1. Defined in Stedman's Medical Dictionary (22nd ed.) as a “lateral curvature of the spine.”
2. The record discloses this development was against his counsel's advice and took counsel by surprise.
3. Defendant argues that a prior “misdemeanor” cannot be used to impeach credibility. No objection was made at trial that the 1979 conviction was inadmissible due to the fact that it was a misdemeanor. Therefore, there is nothing in the record which demonstrates incompetency for failure to object on that basis. However, defendant at the hearing on the conviction admitted to serving time in prison on the 1979 conviction, which was for renting a car and “taking it.” That statement indicates the conviction was in fact a felony.
4. Defense counsel's failure to request proof of the conviction (on the record) is attributable to the fact that he could see the documentation during the hearing. Without more of a record, this court will not assume incompetency for failure to have objected on the basis of lack of proof.
5. Penal Code section 12022.3 reads in its entirety as follows: “For each violation of Section 261, 264.1, 286, 288, 288a or 289, and in addition to the sentence provided, any person shall receive an enhancement (a) of three years if such person uses a firearm or any other deadly weapon in the commission of such violation or (b) of two years if such person is armed with a firearm or any other deadly weapon.”
6. Section 1170.1, subdivision (d), provides: “When two or more enhancements under Sections 12022, 12022.5, and 12022.7 may be imposed for any single offense, only the greatest enhancement shall apply; however, in cases of robbery, rape or burglary, or attempted robbery, rape or burglary the court may impose both (1) one enhancement for weapons as provided in either Section 12022 or 12022.5 and (2) an enhancement for great bodily injury as provided in Section 12022.7.”

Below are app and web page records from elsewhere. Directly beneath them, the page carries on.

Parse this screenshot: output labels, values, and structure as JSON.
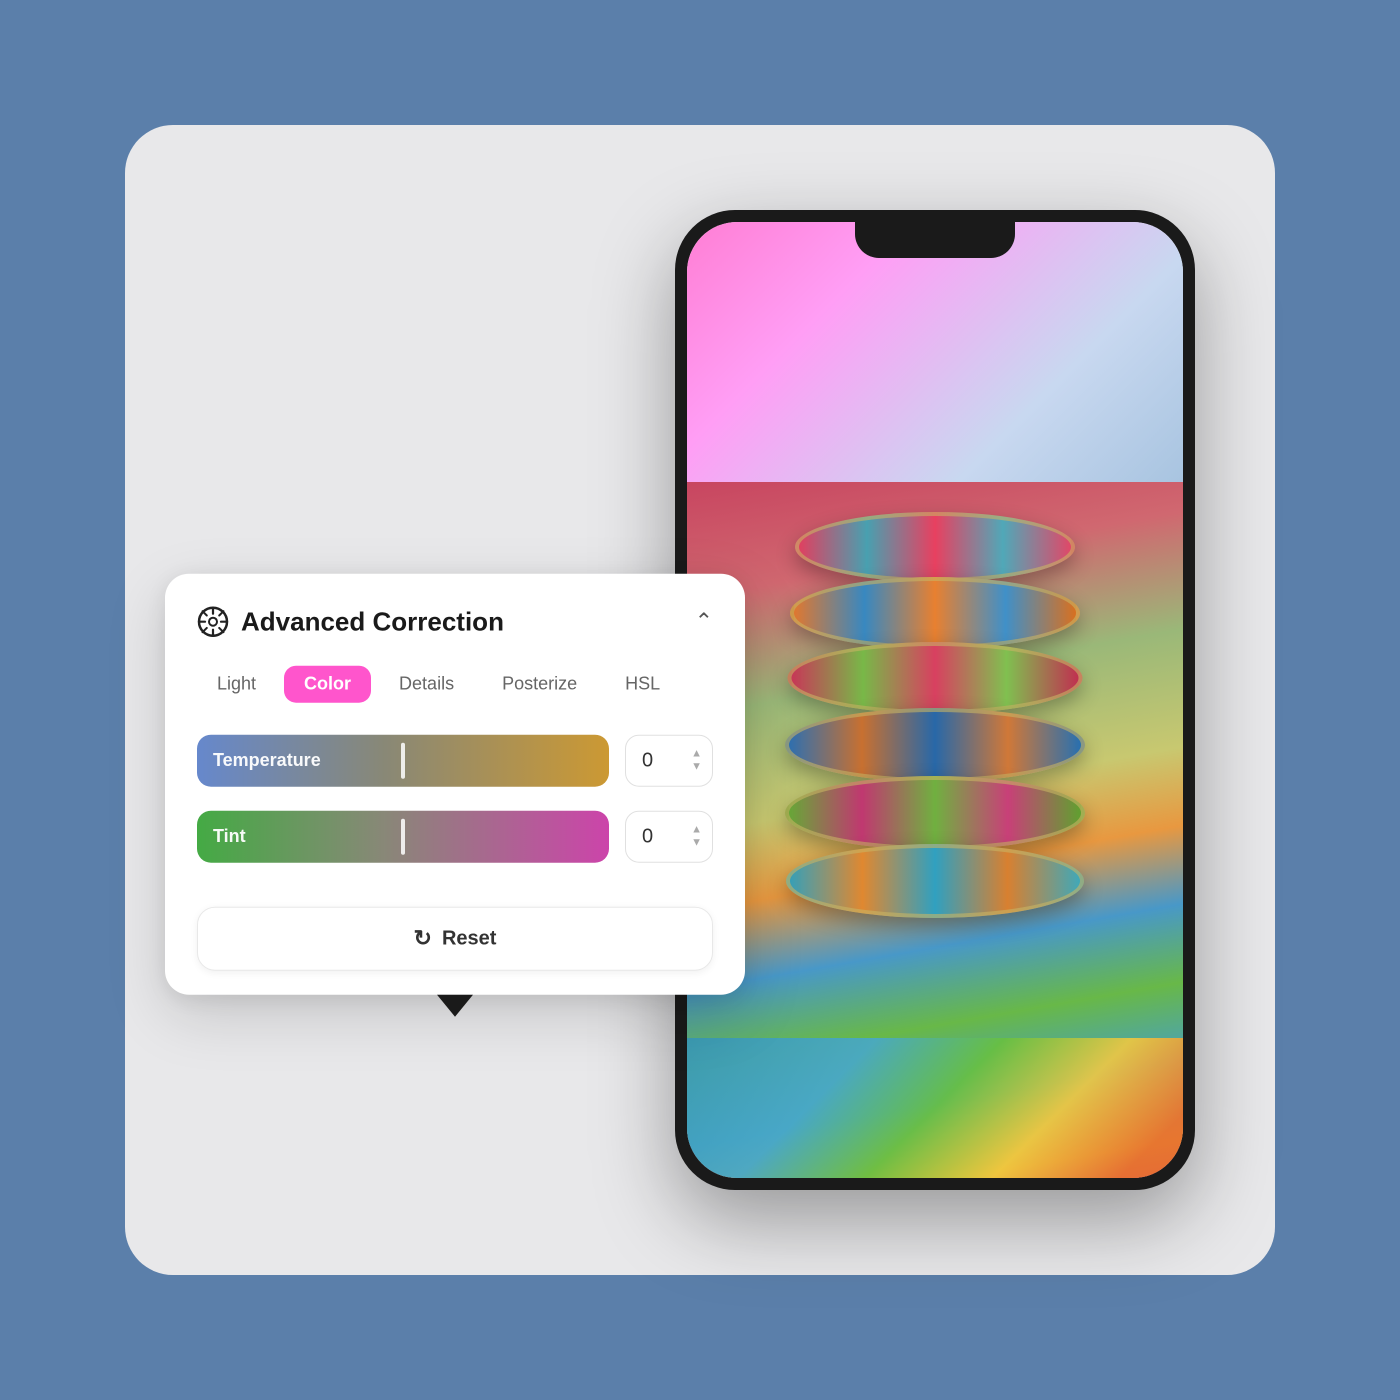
{
  "background_color": "#5b7faa",
  "card_color": "#e8e8ea",
  "panel": {
    "title": "Advanced Correction",
    "icon_name": "settings-circle-icon",
    "collapse_icon": "chevron-up-icon",
    "tabs": [
      {
        "id": "light",
        "label": "Light",
        "active": false
      },
      {
        "id": "color",
        "label": "Color",
        "active": true
      },
      {
        "id": "details",
        "label": "Details",
        "active": false
      },
      {
        "id": "posterize",
        "label": "Posterize",
        "active": false
      },
      {
        "id": "hsl",
        "label": "HSL",
        "active": false
      }
    ],
    "sliders": [
      {
        "id": "temperature",
        "label": "Temperature",
        "value": 0,
        "min": -100,
        "max": 100,
        "gradient_left": "#6688cc",
        "gradient_right": "#cc9933"
      },
      {
        "id": "tint",
        "label": "Tint",
        "value": 0,
        "min": -100,
        "max": 100,
        "gradient_left": "#44aa44",
        "gradient_right": "#cc44aa"
      }
    ],
    "reset_button_label": "Reset",
    "reset_icon": "↺"
  },
  "phone": {
    "has_notch": true,
    "gradient_top_colors": [
      "#ff7ed4",
      "#c8d8f0"
    ]
  }
}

7. Defendant cites People v. Bennett (1976) 60 Cal.App.3d 112, 131 Cal.Rptr. 305, for the proposition that weapons enhancements may be limited. Bennett is of no help to defendant under the facts of this case. As noted above, under other weapons enhancement provisions (e.g. § 1170.1, subd. (d)), weapons enhancements are to be limited; however, that limitation on such weapons enhancements does not apply to enumerated sex offenses. (§ 1170.1, subd. (h).) Bennett involved the weapons enhancement provisions which are subject to limitation, even if two weapons are involved. (People v. Vizcarra (1980) 110 Cal.App.3d 858, 863–864, 168 Cal.Rptr. 257; see also People v. Whitehouse (1980) 112 Cal.App.3d 479, 484, 169 Cal.Rptr. 199.) Additionally, Bennett and cases which express the same rule announced in Bennett involved multiple enhancements for the same weapon ; enhancement may only be done on one basis, either arming or use, for that one weapon. (See People v. Wischemann (1979) 94 Cal.App.3d 162, 175, 156 Cal.Rptr. 386; People v. Johnson (1978) 81 Cal.App.3d 380, 390, 146 Cal.Rptr. 476; People v. Bennett, supra, 60 Cal.App.3d at pp. 119–122, 131 Cal.Rptr. 305.) As noted, defendant received enhancements for the use of two weapons.
REGAN, Acting Presiding Justice.
EVANS and SPARKS, JJ., concur.